"I had to understand their pain on both sides of the fence," Muhammad said. "So when the news was going on about Malvo . . . and I started saying, 'Malvo this and Malvo that,' my son said: 'Mom, don't call him that. His name is Lee.' That told me that I was helping my children deal with their father, but I was also helping them deal with their best friend."
Muhammad's work with other victims of domestic violence has helped her own emotional growth. She incorporated her nonprofit, After the Trauma, last year and has had more than three dozen speaking engagements this year. She has also developed a journal for abuse victims and has a contract to write a book about her experience. And her work is a family affair: All the children have tagged along to her talks, preparing brochures and organizing her mother's files.
"I had to find a way of turning all this tragedy into some kind of positive," Muhammad said. "Perhaps my experience with John will trigger some emotion within them to cause them to act and make a decision not to live in a domestic-violence situation."
And she found love. She married counselor Reuben Muhammad, 43, in August 2007.
Every once in a while, the past creeps back. Even though John Muhammad is in a maximum-security prison in southern Virginia, she still carries an order of protection in her purse.
"He's tried to escape three times already," she said. "Not that it's a shield or anything. . . . It's a reminder."
Muhammad said that her children have not had any contact with Malvo or their father, nor have they asked to do so, nor has their father tried to contact them. But there is the possibility that John Muhammad will ask to see them as a last request before being executed. It's a day she is dreading. During a two-hour interview last week, it was the only time she showed any vulnerability.
"If he asks to see them?" She pauses. "I'm not going in there, so I'll have to find someone to go in there with them, someone who I can trust and won't let John use his words to upset them or plant seeds with them.
"Most people can say, 'I can't wait until he's killed. Then this whole thing will be over.' Well, it won't stop for us. Once he's executed, then that connection is gone. I can't imagine what they are going to feel."
But for Muhammad, the future is a challenge she willingly accepts.

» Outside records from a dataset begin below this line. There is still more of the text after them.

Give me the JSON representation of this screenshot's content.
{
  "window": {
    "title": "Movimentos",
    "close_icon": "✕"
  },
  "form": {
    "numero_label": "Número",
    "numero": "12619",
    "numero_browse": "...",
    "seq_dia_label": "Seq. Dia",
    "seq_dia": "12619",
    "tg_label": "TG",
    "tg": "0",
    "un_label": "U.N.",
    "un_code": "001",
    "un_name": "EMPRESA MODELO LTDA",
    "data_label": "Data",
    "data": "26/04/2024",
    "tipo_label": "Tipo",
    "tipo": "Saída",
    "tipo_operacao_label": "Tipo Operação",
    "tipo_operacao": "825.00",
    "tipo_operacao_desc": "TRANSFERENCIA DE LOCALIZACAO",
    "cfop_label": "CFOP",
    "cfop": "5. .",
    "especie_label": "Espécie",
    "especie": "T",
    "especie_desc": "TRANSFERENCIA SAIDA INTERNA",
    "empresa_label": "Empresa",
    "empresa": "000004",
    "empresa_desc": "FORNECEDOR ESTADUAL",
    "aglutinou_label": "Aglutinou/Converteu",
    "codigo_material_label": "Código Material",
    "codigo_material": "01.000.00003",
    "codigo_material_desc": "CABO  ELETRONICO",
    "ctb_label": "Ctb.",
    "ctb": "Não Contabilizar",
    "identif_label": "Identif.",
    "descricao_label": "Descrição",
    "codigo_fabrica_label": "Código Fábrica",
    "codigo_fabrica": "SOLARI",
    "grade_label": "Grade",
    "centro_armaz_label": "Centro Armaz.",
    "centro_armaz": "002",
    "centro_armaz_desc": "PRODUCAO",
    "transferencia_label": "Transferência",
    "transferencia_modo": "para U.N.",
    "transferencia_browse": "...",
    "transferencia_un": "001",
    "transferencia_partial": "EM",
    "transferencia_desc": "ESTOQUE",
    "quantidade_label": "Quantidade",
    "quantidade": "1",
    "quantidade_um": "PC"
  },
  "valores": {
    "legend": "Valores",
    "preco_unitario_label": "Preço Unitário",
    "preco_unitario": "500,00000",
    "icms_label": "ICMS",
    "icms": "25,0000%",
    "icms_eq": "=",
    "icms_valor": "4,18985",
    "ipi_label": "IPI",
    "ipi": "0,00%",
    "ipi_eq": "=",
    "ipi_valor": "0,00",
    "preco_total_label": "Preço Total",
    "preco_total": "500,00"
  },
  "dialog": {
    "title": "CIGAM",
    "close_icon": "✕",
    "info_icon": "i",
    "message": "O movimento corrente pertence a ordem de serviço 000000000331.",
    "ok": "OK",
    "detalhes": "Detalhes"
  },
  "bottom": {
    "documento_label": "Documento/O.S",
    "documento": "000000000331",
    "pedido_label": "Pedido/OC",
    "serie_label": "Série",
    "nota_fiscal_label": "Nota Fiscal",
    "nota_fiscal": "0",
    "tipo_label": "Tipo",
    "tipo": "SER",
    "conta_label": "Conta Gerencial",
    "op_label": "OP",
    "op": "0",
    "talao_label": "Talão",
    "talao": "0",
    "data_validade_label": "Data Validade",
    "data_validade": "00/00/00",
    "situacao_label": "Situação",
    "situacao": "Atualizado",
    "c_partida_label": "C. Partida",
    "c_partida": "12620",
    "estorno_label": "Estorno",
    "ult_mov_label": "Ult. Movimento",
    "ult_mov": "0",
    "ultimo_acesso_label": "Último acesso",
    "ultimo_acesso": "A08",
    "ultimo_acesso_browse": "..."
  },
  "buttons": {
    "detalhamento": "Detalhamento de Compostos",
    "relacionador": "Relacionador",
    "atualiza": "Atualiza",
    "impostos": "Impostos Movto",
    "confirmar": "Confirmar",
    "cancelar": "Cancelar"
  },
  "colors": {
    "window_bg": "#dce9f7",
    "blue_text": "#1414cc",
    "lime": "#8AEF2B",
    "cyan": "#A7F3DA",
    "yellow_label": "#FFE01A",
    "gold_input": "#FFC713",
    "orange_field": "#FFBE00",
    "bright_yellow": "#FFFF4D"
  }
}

Having worked so hard, first to regain her children and then to help them heal, she revels in each moment she has with them.
"When my children are yelling and screaming around the house, I just sit back and listen. . . . It's like music to my ears," she said, smiling broadly, eyes gleaming.
For information on After the Trauma, visithttp://www.afterthetrauma.org.